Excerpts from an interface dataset
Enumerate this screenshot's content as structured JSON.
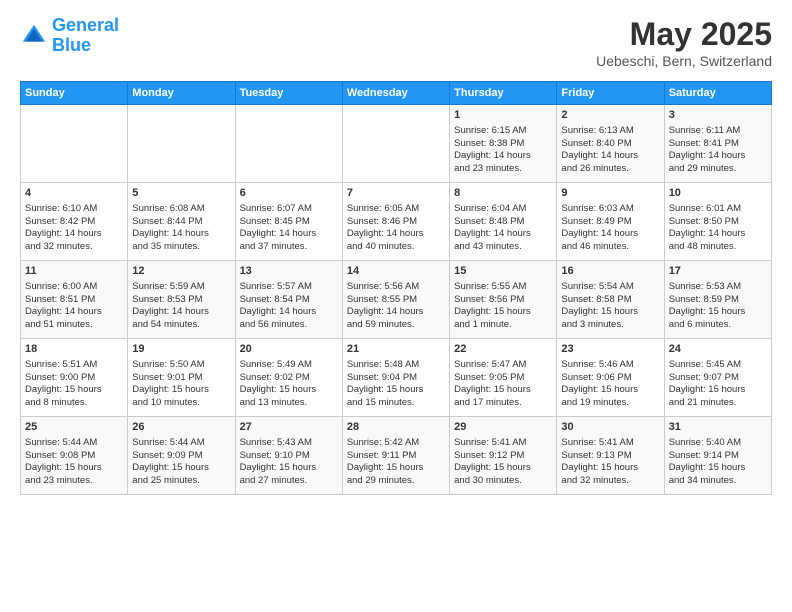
{
  "header": {
    "logo_line1": "General",
    "logo_line2": "Blue",
    "title": "May 2025",
    "subtitle": "Uebeschi, Bern, Switzerland"
  },
  "days_of_week": [
    "Sunday",
    "Monday",
    "Tuesday",
    "Wednesday",
    "Thursday",
    "Friday",
    "Saturday"
  ],
  "weeks": [
    [
      {
        "day": "",
        "content": ""
      },
      {
        "day": "",
        "content": ""
      },
      {
        "day": "",
        "content": ""
      },
      {
        "day": "",
        "content": ""
      },
      {
        "day": "1",
        "content": "Sunrise: 6:15 AM\nSunset: 8:38 PM\nDaylight: 14 hours\nand 23 minutes."
      },
      {
        "day": "2",
        "content": "Sunrise: 6:13 AM\nSunset: 8:40 PM\nDaylight: 14 hours\nand 26 minutes."
      },
      {
        "day": "3",
        "content": "Sunrise: 6:11 AM\nSunset: 8:41 PM\nDaylight: 14 hours\nand 29 minutes."
      }
    ],
    [
      {
        "day": "4",
        "content": "Sunrise: 6:10 AM\nSunset: 8:42 PM\nDaylight: 14 hours\nand 32 minutes."
      },
      {
        "day": "5",
        "content": "Sunrise: 6:08 AM\nSunset: 8:44 PM\nDaylight: 14 hours\nand 35 minutes."
      },
      {
        "day": "6",
        "content": "Sunrise: 6:07 AM\nSunset: 8:45 PM\nDaylight: 14 hours\nand 37 minutes."
      },
      {
        "day": "7",
        "content": "Sunrise: 6:05 AM\nSunset: 8:46 PM\nDaylight: 14 hours\nand 40 minutes."
      },
      {
        "day": "8",
        "content": "Sunrise: 6:04 AM\nSunset: 8:48 PM\nDaylight: 14 hours\nand 43 minutes."
      },
      {
        "day": "9",
        "content": "Sunrise: 6:03 AM\nSunset: 8:49 PM\nDaylight: 14 hours\nand 46 minutes."
      },
      {
        "day": "10",
        "content": "Sunrise: 6:01 AM\nSunset: 8:50 PM\nDaylight: 14 hours\nand 48 minutes."
      }
    ],
    [
      {
        "day": "11",
        "content": "Sunrise: 6:00 AM\nSunset: 8:51 PM\nDaylight: 14 hours\nand 51 minutes."
      },
      {
        "day": "12",
        "content": "Sunrise: 5:59 AM\nSunset: 8:53 PM\nDaylight: 14 hours\nand 54 minutes."
      },
      {
        "day": "13",
        "content": "Sunrise: 5:57 AM\nSunset: 8:54 PM\nDaylight: 14 hours\nand 56 minutes."
      },
      {
        "day": "14",
        "content": "Sunrise: 5:56 AM\nSunset: 8:55 PM\nDaylight: 14 hours\nand 59 minutes."
      },
      {
        "day": "15",
        "content": "Sunrise: 5:55 AM\nSunset: 8:56 PM\nDaylight: 15 hours\nand 1 minute."
      },
      {
        "day": "16",
        "content": "Sunrise: 5:54 AM\nSunset: 8:58 PM\nDaylight: 15 hours\nand 3 minutes."
      },
      {
        "day": "17",
        "content": "Sunrise: 5:53 AM\nSunset: 8:59 PM\nDaylight: 15 hours\nand 6 minutes."
      }
    ],
    [
      {
        "day": "18",
        "content": "Sunrise: 5:51 AM\nSunset: 9:00 PM\nDaylight: 15 hours\nand 8 minutes."
      },
      {
        "day": "19",
        "content": "Sunrise: 5:50 AM\nSunset: 9:01 PM\nDaylight: 15 hours\nand 10 minutes."
      },
      {
        "day": "20",
        "content": "Sunrise: 5:49 AM\nSunset: 9:02 PM\nDaylight: 15 hours\nand 13 minutes."
      },
      {
        "day": "21",
        "content": "Sunrise: 5:48 AM\nSunset: 9:04 PM\nDaylight: 15 hours\nand 15 minutes."
      },
      {
        "day": "22",
        "content": "Sunrise: 5:47 AM\nSunset: 9:05 PM\nDaylight: 15 hours\nand 17 minutes."
      },
      {
        "day": "23",
        "content": "Sunrise: 5:46 AM\nSunset: 9:06 PM\nDaylight: 15 hours\nand 19 minutes."
      },
      {
        "day": "24",
        "content": "Sunrise: 5:45 AM\nSunset: 9:07 PM\nDaylight: 15 hours\nand 21 minutes."
      }
    ],
    [
      {
        "day": "25",
        "content": "Sunrise: 5:44 AM\nSunset: 9:08 PM\nDaylight: 15 hours\nand 23 minutes."
      },
      {
        "day": "26",
        "content": "Sunrise: 5:44 AM\nSunset: 9:09 PM\nDaylight: 15 hours\nand 25 minutes."
      },
      {
        "day": "27",
        "content": "Sunrise: 5:43 AM\nSunset: 9:10 PM\nDaylight: 15 hours\nand 27 minutes."
      },
      {
        "day": "28",
        "content": "Sunrise: 5:42 AM\nSunset: 9:11 PM\nDaylight: 15 hours\nand 29 minutes."
      },
      {
        "day": "29",
        "content": "Sunrise: 5:41 AM\nSunset: 9:12 PM\nDaylight: 15 hours\nand 30 minutes."
      },
      {
        "day": "30",
        "content": "Sunrise: 5:41 AM\nSunset: 9:13 PM\nDaylight: 15 hours\nand 32 minutes."
      },
      {
        "day": "31",
        "content": "Sunrise: 5:40 AM\nSunset: 9:14 PM\nDaylight: 15 hours\nand 34 minutes."
      }
    ]
  ]
}
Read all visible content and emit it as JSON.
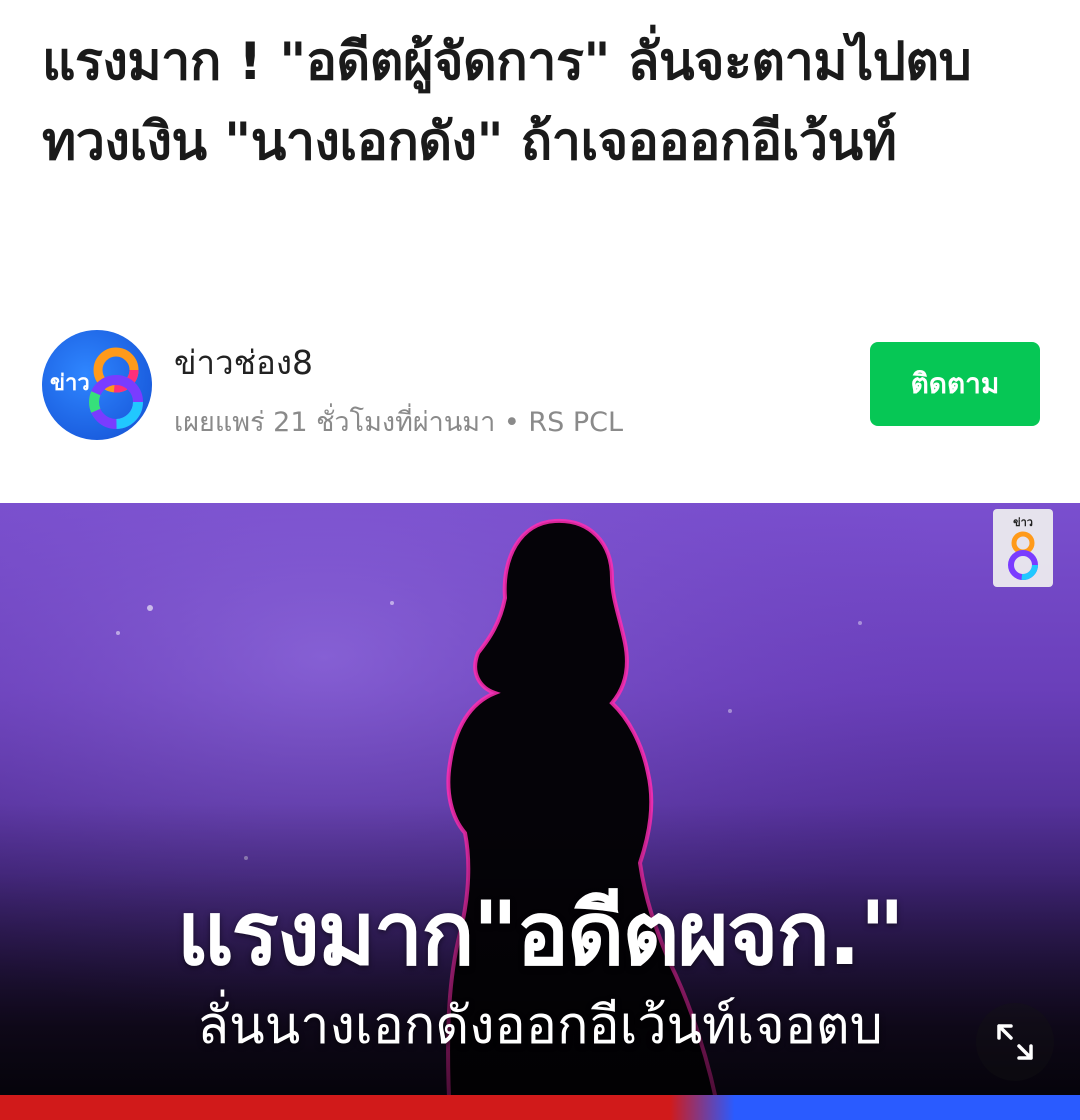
{
  "article": {
    "headline": "แรงมาก ! \"อดีตผู้จัดการ\" ลั่นจะตามไปตบ ทวงเงิน \"นางเอกดัง\" ถ้าเจอออกอีเว้นท์"
  },
  "publisher": {
    "avatar_text": "ข่าว",
    "avatar_number": "8",
    "name": "ข่าวช่อง8",
    "meta": "เผยแพร่ 21 ชั่วโมงที่ผ่านมา • RS PCL",
    "follow_label": "ติดตาม"
  },
  "hero": {
    "title": "แรงมาก\"อดีตผจก.\"",
    "subtitle": "ลั่นนางเอกดังออกอีเว้นท์เจอตบ",
    "badge_text": "ข่าว",
    "badge_number": "8"
  },
  "colors": {
    "follow_button": "#06c755",
    "avatar_blue": "#1b5fe0",
    "hero_purple": "#6a3fba",
    "stripe_red": "#d11a1a",
    "stripe_blue": "#2a5bff"
  },
  "icons": {
    "expand": "expand-icon"
  }
}
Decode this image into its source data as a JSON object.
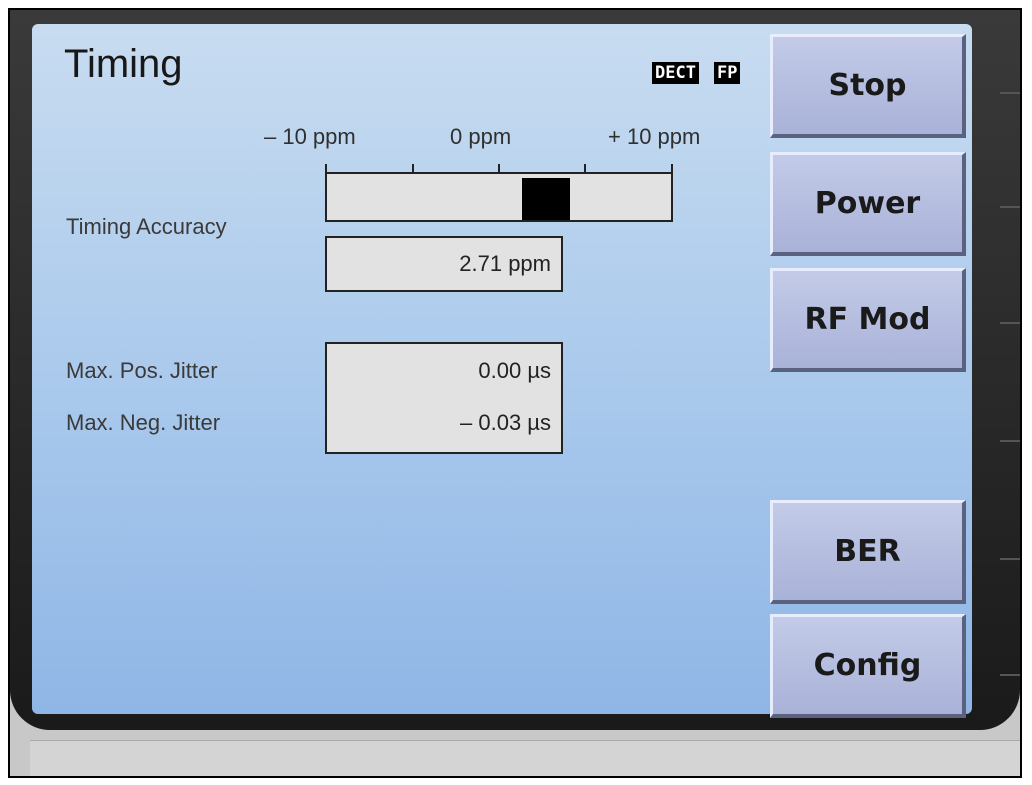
{
  "screen": {
    "title": "Timing",
    "badges": [
      "DECT",
      "FP"
    ]
  },
  "timing_accuracy": {
    "label": "Timing Accuracy",
    "scale_min_label": "– 10 ppm",
    "scale_mid_label": "0 ppm",
    "scale_max_label": "+ 10 ppm",
    "indicator_value_ppm": 2.71,
    "value_text": "2.71 ppm"
  },
  "jitter": {
    "pos_label": "Max. Pos. Jitter",
    "neg_label": "Max. Neg. Jitter",
    "pos_value": "0.00 µs",
    "neg_value": "– 0.03 µs"
  },
  "softkeys": {
    "stop": "Stop",
    "power": "Power",
    "rf_mod": "RF Mod",
    "ber": "BER",
    "config": "Config"
  },
  "colors": {
    "screen_bg": "#a8c8ec",
    "softkey_bg": "#b6bee0",
    "indicator": "#000000"
  }
}
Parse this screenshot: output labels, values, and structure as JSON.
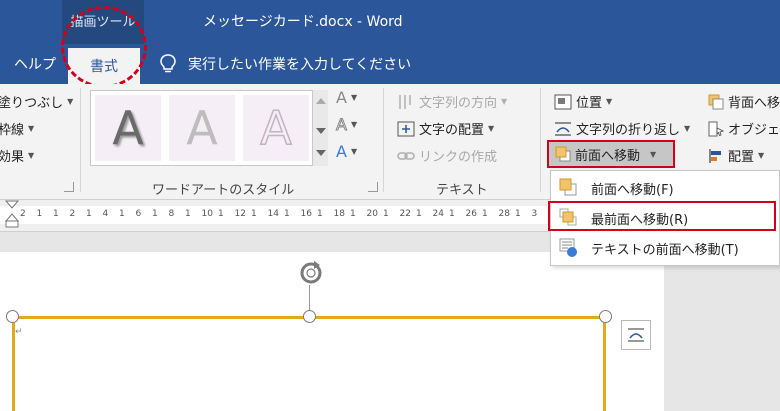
{
  "titlebar": {
    "contextual_tab": "描画ツール",
    "doc_title": "メッセージカード.docx  -  Word"
  },
  "tabs": {
    "help": "ヘルプ",
    "format": "書式",
    "tell_me": "実行したい作業を入力してください"
  },
  "ribbon": {
    "shape_styles": {
      "fill": "塗りつぶし",
      "outline": "枠線",
      "effects": "効果"
    },
    "wordart": {
      "sample": "A",
      "group_label": "ワードアートのスタイル",
      "text_fill_letter": "A"
    },
    "text": {
      "direction": "文字列の方向",
      "align": "文字の配置",
      "link": "リンクの作成",
      "group_label": "テキスト"
    },
    "arrange": {
      "position": "位置",
      "wrap": "文字列の折り返し",
      "bring_forward": "前面へ移動",
      "send_backward": "背面へ移",
      "selection_pane": "オブジェク",
      "align": "配置"
    }
  },
  "ruler": {
    "ticks": [
      "2",
      "1",
      "1",
      "2",
      "1",
      "4",
      "1",
      "6",
      "1",
      "8",
      "1",
      "10",
      "1",
      "12",
      "1",
      "14",
      "1",
      "16",
      "1",
      "18",
      "1",
      "20",
      "1",
      "22",
      "1",
      "24",
      "1",
      "26",
      "1",
      "28",
      "1",
      "3"
    ]
  },
  "menu": {
    "items": [
      {
        "label": "前面へ移動(F)"
      },
      {
        "label": "最前面へ移動(R)"
      },
      {
        "label": "テキストの前面へ移動(T)"
      }
    ]
  },
  "colors": {
    "word_blue": "#2b579a",
    "highlight_red": "#d0021b",
    "shape_outline": "#e2a91d"
  }
}
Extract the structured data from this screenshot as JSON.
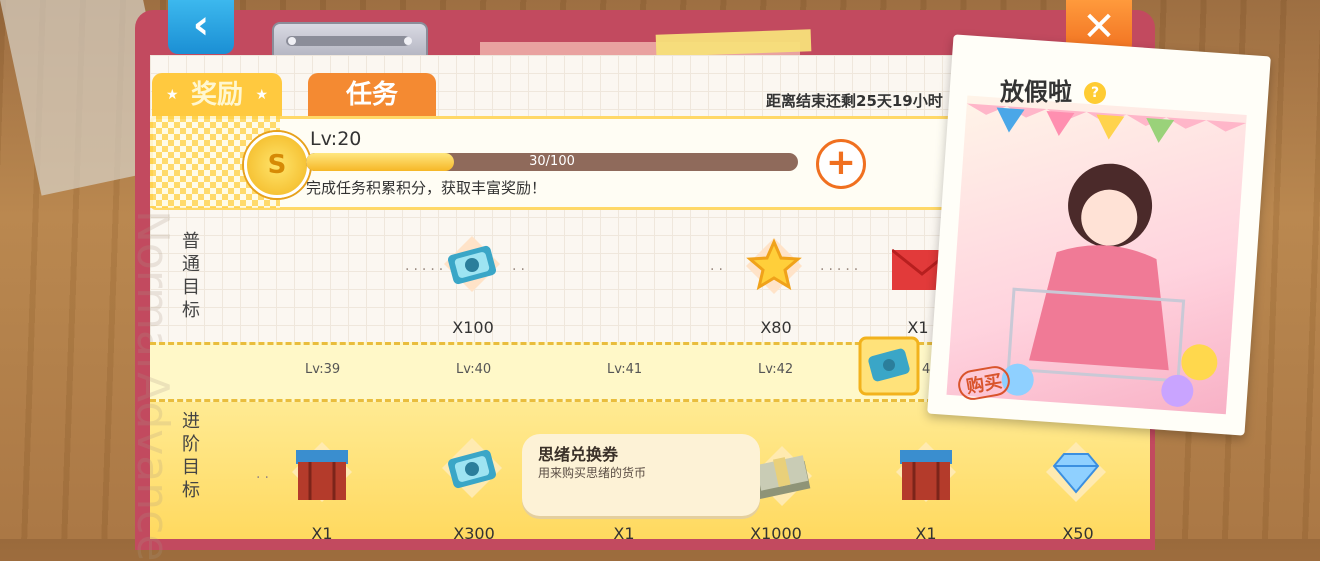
{
  "header": {
    "back_glyph": "‹",
    "close_glyph": "✕"
  },
  "tabs": [
    {
      "label": "奖励",
      "selected": true
    },
    {
      "label": "任务",
      "selected": false
    }
  ],
  "countdown": "距离结束还剩25天19小时",
  "level_panel": {
    "coin_letter": "S",
    "level": "Lv:20",
    "progress_text": "30/100",
    "progress_value": 0.3,
    "description": "完成任务积累积分，获取丰富奖励！",
    "plus": "+"
  },
  "rows": {
    "normal": {
      "label": "普通目标",
      "watermark": "Normal"
    },
    "advanced": {
      "label": "进阶目标",
      "watermark": "Advance"
    }
  },
  "levels": [
    "Lv:39",
    "Lv:40",
    "Lv:41",
    "Lv:42",
    "43"
  ],
  "normal_rewards": [
    {
      "icon": "ticket-icon",
      "qty": "X100"
    },
    {
      "icon": "star-icon",
      "qty": "X80"
    },
    {
      "icon": "red-envelope-icon",
      "qty": "X1"
    }
  ],
  "advanced_rewards": [
    {
      "icon": "crate-icon",
      "qty": "X1"
    },
    {
      "icon": "ticket-icon",
      "qty": "X300"
    },
    {
      "icon": "",
      "qty": "X1"
    },
    {
      "icon": "cash-stack-icon",
      "qty": "X1000"
    },
    {
      "icon": "crate-icon",
      "qty": "X1"
    },
    {
      "icon": "diamond-icon",
      "qty": "X50"
    }
  ],
  "tooltip": {
    "title": "思绪兑换券",
    "description": "用来购买思绪的货币"
  },
  "card": {
    "title": "放假啦",
    "help": "?",
    "stamp": "购买"
  },
  "colors": {
    "tab_active": "#f48a32",
    "tab_reward": "#ffc93f",
    "accent_orange": "#f07020",
    "back_blue": "#1b8fd4",
    "folder_red": "#c24a5f"
  }
}
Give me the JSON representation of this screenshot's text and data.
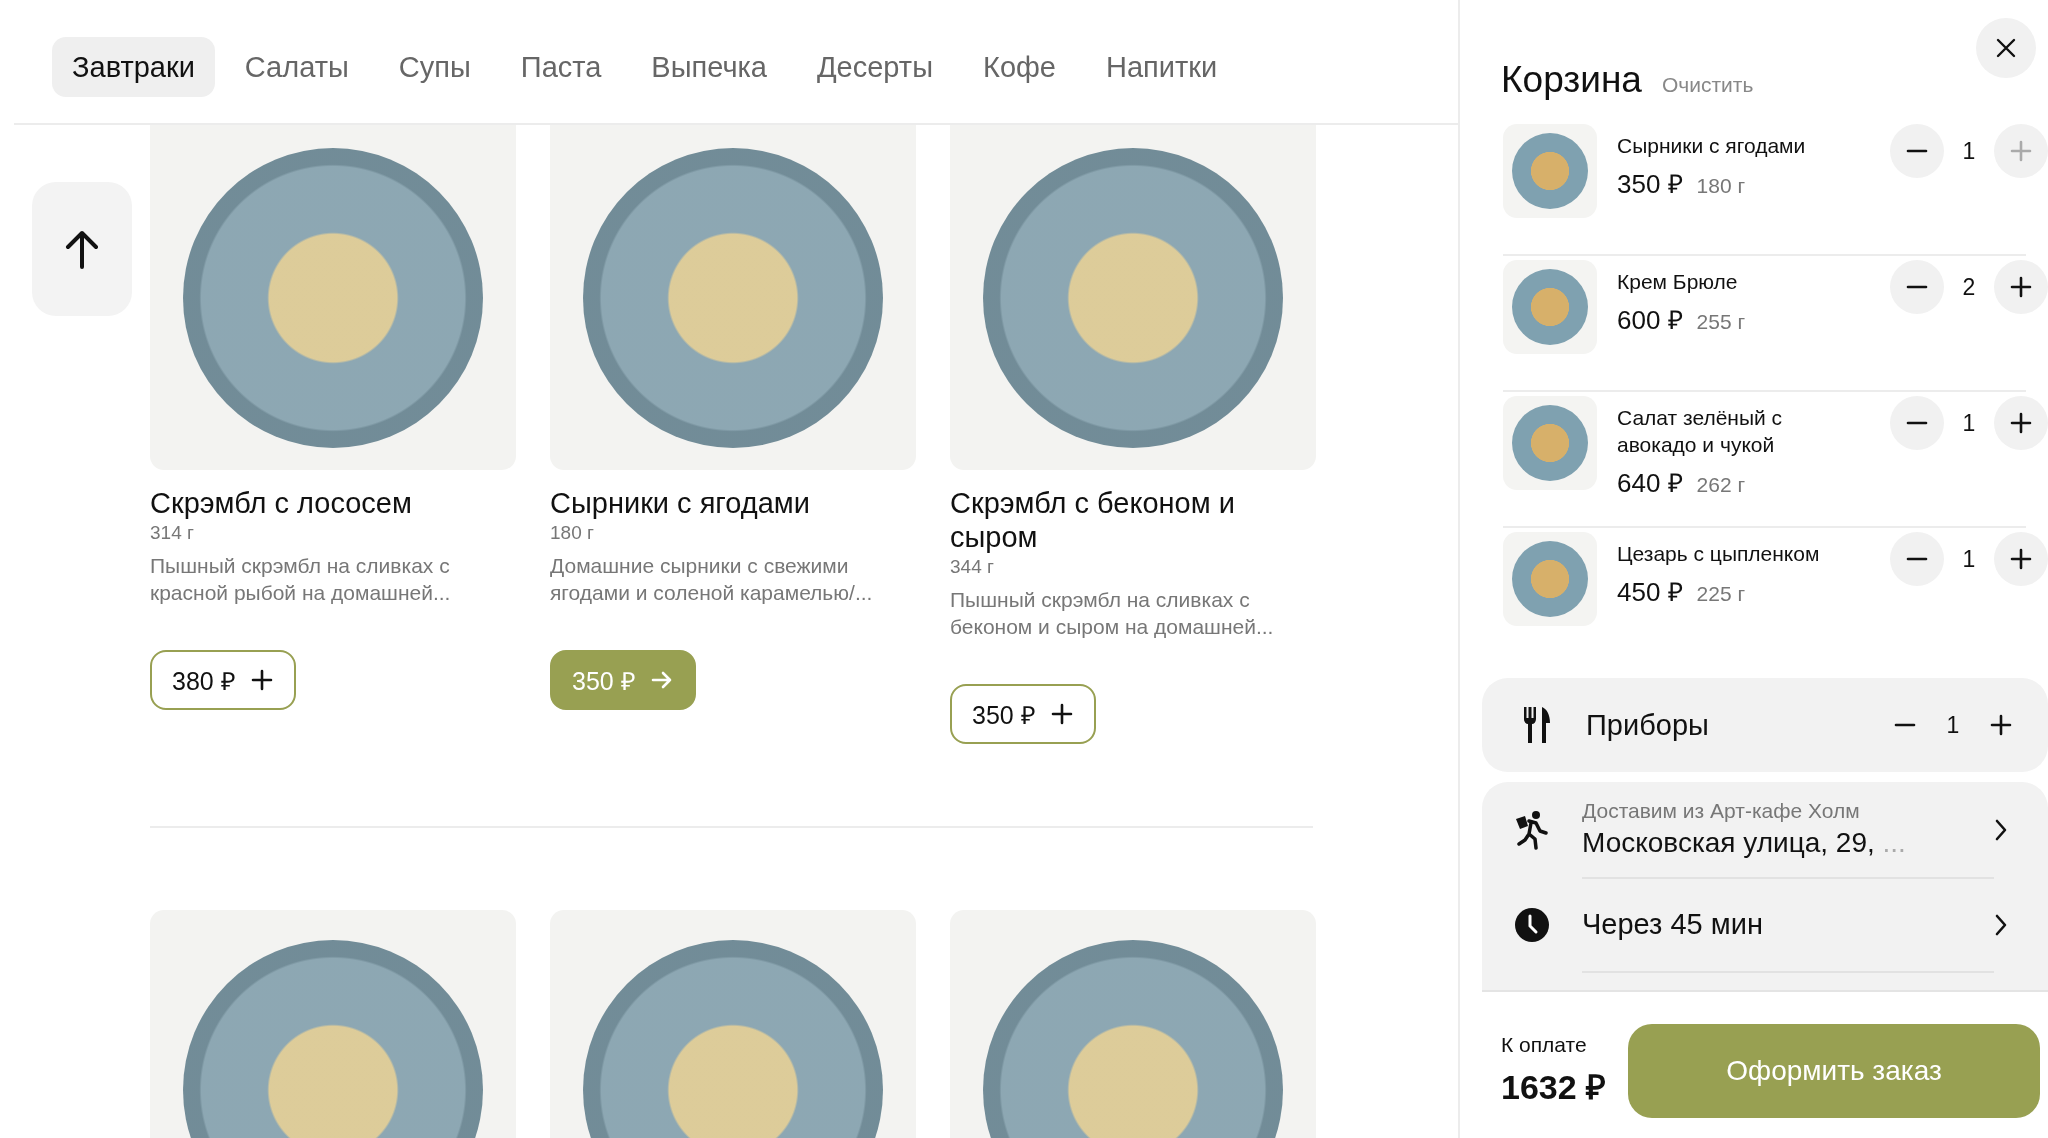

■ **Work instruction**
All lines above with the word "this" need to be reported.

■ **Written response**
Enumerate this screenshot's content as structured JSON.
Decode this image into its source data as a JSON object.
Parse this screenshot: output labels, values, and structure as JSON.
Extract the structured data from this screenshot as JSON.
Give me the JSON representation of this screenshot's text and data.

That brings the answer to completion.